## INSTRUCTIONS TO FOLLOW:
Among the records that follow, find each line holding the word "this" and copy it.

## Entries from a dataset of interfaces:
== Segment start ==
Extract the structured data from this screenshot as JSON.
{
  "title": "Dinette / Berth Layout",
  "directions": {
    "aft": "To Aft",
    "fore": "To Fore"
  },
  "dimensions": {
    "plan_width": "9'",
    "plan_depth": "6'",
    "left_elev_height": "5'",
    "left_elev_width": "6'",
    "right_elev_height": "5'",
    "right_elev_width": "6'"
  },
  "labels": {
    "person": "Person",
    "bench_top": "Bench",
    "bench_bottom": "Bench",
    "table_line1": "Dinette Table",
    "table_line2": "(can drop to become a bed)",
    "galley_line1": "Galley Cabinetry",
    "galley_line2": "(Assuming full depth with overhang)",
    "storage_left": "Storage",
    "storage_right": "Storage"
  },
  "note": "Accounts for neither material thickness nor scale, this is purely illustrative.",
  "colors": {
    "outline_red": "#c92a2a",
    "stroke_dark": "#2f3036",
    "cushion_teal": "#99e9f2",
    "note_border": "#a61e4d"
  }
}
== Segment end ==
## SOLVED EXERCISE:
Extract the structured data from this screenshot as JSON.
  "note": "Accounts for neither material thickness nor scale, this is purely illustrative.",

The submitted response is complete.